Art Basel, the world’s premier art fair, is returning this week despite myriad challenges thrown up by the global pandemic. Having stepped up its digital game during the health crisis, the fair is now offering a ramped up virtual experience for all those whose travel plans have been hampered by red lists, vaccines, or quarantines. So, whether you’re attending Art Basel in person or vicariously, we’re here to bring you the most up-to-date sales, trends, and analysis. We'll be updating this guide every day, so be sure to keep checking in!
Our selection of unmissable events at the city's museums and satellite fairs
At the design fair, contemporary designers are creating collectible rarity through the judicious use of discarded and salvaged material
The first edition of Art Basel to take place since the onset of the global pandemic is full of new works created in the midst of lockdown
From Kara Walker's unseen personal archives to a fresh take on Camille Pissarro as the leader of the Impressionists
Marina Abramović is one of many contemporary artists who have paid tribute to Joseph Beuys—alongside Ai Weiwei, Olafur Eliasson, Christoph Schlingensief and Matthew Barney, to name just a handful.
In 2005, Abramović re-enacted his performance work How to Explain Pictures to a Dead Hare at the Solomon R. Guggenheim Museum in New York. She said she wanted to remind a younger public of the “immensity” of Beuys’s work. “I think they are starting to forget,” she said. “But we can’t forget. Everything is going in cycles in art.”
Beuys, who would have turned 100 this year, is often mentioned in the same breath as Marcel Duchamp and Andy Warhol as a towering figure of the 20th century. His relic-like sculptures in felt, fat and wax are not as consumer-friendly and accessible as Warhol’s upbeat Marilyns and beans. But in our current era of social and environmental upheaval, Beuys’s ability to cross the borders between art and politics make him perhaps more relevant and exciting. Abramović’s “cycles of art” are rotating Beuys back into the foreground.
It is hard to categorise the work of the artist Korakrit Arunanondchai, who says his most important materials are time and history. Often described as following the concept of the gesamtkunstwerk (total work of art), Arunanondchai uses everything from video, sculpture, performance, music and painting—often using denim for canvas—to create super-sensory shamanic-like experiences that question the limits of this world and the possibility of an afterlife.
Born in Thailand, Arunanondchai splits his time between Bangkok and New York, though he was caught in Thailand during the pandemic, where he spent the year developing his painting and working on two new videos, which are now on show at the Migros Museum in Zurich—the artist’s first solo institutional exhibition in Switzerland. You can also find Arunanondchai’s work on Carlos/Ishikawa’s stand at Art Basel.
Close-Up charts the evolution of portraiture from 1870 to the present through the work of nine female artists, from Berthe Morisot to Elizabeth Peyton
Marc Spiegler, the global director of Art Basel, has just listened to an episode of the Ezra Klein podcast, on the extended mind. “It’s about how humans are trained to think not in a linear, static way, but in a moving, physical way.
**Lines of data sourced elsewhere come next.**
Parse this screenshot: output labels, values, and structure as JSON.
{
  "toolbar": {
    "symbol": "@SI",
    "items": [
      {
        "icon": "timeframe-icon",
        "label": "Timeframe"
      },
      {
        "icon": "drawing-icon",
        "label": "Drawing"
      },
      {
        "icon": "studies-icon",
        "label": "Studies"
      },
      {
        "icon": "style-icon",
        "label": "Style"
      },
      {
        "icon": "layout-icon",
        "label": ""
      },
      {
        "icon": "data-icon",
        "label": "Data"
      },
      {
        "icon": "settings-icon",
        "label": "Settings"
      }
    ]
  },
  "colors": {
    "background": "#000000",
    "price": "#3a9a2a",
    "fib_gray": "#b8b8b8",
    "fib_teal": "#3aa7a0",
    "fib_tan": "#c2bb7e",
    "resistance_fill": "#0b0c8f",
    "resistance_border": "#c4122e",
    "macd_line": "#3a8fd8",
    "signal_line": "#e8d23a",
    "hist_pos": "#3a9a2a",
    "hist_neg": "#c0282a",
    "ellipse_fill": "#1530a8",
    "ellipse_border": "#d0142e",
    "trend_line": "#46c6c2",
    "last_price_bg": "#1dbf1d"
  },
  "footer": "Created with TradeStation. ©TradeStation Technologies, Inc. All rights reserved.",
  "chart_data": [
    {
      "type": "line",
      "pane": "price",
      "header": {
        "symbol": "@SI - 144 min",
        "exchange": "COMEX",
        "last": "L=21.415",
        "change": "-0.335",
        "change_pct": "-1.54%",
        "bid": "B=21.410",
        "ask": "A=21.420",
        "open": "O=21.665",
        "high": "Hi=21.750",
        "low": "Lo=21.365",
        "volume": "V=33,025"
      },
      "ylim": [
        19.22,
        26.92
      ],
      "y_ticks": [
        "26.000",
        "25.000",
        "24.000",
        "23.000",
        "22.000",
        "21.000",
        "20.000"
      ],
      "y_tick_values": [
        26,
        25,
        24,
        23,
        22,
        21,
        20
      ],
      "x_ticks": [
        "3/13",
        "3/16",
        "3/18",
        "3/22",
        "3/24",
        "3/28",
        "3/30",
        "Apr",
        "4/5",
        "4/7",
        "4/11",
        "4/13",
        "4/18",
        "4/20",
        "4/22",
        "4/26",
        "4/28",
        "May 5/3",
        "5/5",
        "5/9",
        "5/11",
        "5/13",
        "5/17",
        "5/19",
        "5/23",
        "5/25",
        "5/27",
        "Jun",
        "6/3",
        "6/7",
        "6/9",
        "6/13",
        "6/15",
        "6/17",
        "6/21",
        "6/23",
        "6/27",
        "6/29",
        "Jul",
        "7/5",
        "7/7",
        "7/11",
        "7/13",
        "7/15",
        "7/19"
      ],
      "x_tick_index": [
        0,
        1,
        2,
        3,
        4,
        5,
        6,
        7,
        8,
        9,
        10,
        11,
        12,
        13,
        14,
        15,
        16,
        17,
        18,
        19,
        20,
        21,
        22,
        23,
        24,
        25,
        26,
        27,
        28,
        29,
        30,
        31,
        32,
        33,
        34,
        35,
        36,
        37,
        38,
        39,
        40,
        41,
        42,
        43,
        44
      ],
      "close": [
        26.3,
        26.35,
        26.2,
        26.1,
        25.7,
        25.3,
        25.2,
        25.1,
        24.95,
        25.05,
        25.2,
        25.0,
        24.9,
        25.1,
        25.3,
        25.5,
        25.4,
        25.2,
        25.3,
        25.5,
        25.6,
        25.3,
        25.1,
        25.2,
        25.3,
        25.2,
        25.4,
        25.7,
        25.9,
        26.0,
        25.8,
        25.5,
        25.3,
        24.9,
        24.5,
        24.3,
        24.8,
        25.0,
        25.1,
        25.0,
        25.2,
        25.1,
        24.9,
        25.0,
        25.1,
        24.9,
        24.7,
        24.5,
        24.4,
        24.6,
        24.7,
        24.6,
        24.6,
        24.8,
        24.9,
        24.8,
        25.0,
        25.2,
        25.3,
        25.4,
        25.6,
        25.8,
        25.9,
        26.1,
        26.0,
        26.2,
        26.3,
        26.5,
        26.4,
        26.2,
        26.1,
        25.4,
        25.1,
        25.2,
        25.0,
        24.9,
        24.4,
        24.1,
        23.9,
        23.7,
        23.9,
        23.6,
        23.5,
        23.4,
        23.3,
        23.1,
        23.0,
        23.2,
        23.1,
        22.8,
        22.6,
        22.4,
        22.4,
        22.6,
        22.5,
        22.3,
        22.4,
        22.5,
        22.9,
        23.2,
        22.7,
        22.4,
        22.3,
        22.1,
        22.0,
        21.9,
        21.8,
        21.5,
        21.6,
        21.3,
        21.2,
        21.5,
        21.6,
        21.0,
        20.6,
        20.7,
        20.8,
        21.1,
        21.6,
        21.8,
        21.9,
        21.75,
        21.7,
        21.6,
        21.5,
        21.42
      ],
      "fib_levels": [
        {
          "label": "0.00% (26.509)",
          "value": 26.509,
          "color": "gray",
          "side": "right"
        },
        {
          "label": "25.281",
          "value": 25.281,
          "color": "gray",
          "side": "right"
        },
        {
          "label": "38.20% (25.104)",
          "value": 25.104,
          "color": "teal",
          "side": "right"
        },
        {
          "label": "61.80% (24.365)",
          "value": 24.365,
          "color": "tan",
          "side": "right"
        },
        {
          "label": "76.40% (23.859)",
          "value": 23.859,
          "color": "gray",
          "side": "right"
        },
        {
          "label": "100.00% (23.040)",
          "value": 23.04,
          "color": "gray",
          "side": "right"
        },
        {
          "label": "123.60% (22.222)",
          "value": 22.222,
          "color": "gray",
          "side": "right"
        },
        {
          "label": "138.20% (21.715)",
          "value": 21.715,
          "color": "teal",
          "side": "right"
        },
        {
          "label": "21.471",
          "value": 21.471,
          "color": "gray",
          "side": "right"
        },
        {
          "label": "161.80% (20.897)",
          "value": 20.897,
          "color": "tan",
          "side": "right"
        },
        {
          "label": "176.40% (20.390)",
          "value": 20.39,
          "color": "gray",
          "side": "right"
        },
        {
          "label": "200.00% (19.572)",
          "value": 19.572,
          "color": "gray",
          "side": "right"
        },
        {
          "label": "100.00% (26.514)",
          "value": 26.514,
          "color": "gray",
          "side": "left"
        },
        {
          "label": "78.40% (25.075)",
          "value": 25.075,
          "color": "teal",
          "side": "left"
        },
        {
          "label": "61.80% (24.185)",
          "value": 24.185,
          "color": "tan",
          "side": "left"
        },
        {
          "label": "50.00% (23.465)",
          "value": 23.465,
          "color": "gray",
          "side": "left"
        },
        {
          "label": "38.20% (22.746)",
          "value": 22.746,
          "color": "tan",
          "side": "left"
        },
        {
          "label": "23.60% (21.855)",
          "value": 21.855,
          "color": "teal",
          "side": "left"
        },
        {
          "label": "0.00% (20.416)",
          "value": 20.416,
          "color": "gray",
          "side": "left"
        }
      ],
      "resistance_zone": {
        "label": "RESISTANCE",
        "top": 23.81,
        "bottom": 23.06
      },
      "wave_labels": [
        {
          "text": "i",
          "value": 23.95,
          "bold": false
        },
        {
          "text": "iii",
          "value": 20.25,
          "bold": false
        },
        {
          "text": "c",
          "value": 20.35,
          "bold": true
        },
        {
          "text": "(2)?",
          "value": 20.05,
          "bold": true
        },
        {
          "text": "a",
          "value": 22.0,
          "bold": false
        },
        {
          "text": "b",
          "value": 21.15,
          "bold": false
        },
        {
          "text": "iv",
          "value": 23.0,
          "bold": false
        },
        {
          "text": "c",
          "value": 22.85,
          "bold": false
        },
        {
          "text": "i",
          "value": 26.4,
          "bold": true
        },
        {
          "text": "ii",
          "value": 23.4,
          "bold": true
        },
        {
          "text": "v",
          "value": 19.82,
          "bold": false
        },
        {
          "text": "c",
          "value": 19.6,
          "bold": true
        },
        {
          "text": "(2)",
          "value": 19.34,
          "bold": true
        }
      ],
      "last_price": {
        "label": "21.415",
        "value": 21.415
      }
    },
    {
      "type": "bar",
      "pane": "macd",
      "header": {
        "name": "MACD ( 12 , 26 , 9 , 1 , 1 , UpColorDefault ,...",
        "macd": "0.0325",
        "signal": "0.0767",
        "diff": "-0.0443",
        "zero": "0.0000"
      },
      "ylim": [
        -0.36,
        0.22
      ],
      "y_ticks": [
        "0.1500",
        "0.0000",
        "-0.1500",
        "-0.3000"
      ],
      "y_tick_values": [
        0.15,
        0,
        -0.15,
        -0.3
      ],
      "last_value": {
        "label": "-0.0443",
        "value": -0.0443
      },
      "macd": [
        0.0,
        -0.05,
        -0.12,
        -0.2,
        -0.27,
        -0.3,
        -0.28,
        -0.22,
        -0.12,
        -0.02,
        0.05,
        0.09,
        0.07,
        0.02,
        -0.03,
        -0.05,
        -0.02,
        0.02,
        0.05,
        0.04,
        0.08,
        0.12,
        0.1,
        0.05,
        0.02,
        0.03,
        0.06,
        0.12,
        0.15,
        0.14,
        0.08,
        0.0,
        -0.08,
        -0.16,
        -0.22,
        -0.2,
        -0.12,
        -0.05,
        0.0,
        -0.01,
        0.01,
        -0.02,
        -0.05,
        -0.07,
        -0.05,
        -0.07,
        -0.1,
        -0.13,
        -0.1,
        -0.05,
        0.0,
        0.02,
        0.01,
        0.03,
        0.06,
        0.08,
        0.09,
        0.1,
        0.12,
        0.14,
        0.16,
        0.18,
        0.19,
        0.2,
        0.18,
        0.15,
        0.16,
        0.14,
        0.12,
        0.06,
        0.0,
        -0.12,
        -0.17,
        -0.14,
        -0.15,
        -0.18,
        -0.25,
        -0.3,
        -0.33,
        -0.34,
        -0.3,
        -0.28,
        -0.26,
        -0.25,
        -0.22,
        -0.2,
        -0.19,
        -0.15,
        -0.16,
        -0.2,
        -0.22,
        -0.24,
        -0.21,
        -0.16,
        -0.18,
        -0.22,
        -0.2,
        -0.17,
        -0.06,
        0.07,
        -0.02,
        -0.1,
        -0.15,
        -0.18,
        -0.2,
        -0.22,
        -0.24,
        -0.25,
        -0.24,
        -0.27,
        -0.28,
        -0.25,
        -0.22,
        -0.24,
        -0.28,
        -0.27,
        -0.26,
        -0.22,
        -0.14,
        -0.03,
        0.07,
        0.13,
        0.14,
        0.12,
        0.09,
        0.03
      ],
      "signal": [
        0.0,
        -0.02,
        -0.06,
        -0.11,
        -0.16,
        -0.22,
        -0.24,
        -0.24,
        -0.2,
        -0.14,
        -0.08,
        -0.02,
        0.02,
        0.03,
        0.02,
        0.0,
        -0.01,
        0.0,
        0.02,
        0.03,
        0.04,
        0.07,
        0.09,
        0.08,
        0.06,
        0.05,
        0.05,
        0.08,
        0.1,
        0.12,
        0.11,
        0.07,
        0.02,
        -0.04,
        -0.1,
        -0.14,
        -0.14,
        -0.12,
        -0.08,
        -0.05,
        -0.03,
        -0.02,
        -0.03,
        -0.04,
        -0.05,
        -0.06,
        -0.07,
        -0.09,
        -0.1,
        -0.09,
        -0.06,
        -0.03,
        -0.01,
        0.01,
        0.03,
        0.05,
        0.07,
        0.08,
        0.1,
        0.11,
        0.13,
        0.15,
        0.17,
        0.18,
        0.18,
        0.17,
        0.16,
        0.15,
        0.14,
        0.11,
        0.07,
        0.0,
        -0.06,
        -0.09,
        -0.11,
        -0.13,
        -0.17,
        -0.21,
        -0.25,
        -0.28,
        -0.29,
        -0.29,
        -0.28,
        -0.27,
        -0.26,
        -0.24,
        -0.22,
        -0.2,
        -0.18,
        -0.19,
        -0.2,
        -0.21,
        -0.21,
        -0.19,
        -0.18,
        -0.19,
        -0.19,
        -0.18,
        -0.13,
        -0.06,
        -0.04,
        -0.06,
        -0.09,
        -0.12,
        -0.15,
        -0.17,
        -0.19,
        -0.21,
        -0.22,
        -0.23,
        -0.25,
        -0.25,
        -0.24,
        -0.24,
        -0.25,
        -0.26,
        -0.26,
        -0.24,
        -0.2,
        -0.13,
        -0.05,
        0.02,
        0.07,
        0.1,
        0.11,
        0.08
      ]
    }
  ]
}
It’s about learning to take notice of what we call intuition or gut feelings, and reading body signals as cues when interacting with others. The way your mind works differently when you’re walking as opposed to when you’re sitting.”
Competition between Zurich, one of Europe’s most important banking hubs, and Basel, the home of pharmaceutical giants, has traditionally been fierce. Passions run high when their two football teams, FC Zurich and FC Basel, meet on the pitch.
Until now, Basel has had the edge as a destination for art lovers. But Zurich is playing catch up—and will soon be home to the biggest art museum in Switzerland. On 9 October, a major new extension to the Kunsthaus Zurich, built by the British architect David Chipperfield at a cost of SFr206m ($223m), will open to the public.
Philippe Parreno is a master of exhibition making. Ever since he emerged in the 1990s, the French-Algerian artist has used the spaces he shows in and the immediate environment around them as an active presence in his work. Architectural elements in the gallery might be animated at certain moments; screens might descend to show examples of Parreno’s richly diverse video works. Often these actions are triggered by hidden environmental forces harnessed by Parreno as data to orchestrate his shows.
Throughout the works there is a consistent interest in constructions of reality, in fiction and science-fiction, the idea of the automaton and artificial intelligence, but always in relation to human movement and bodily presence within the exhibition space.
This major exhibition comprises nearly 200 works by the multicultural artist who remained an outsider in Paris despite his central role in the movement
In this adapted extract from his new book Van Gogh’s Finale, Martin Bailey examines the portrait of Marguerite Gachet in the Kunstmuseum Basel
WIn this adapted excerpt from her new book, The Rise and Rise of the Private Art Museum, Georgina Adam examines the motivations of collectors who founded their own art spaces
Women in the arts are winning the battle for equal employment—but they haven’t yet won the war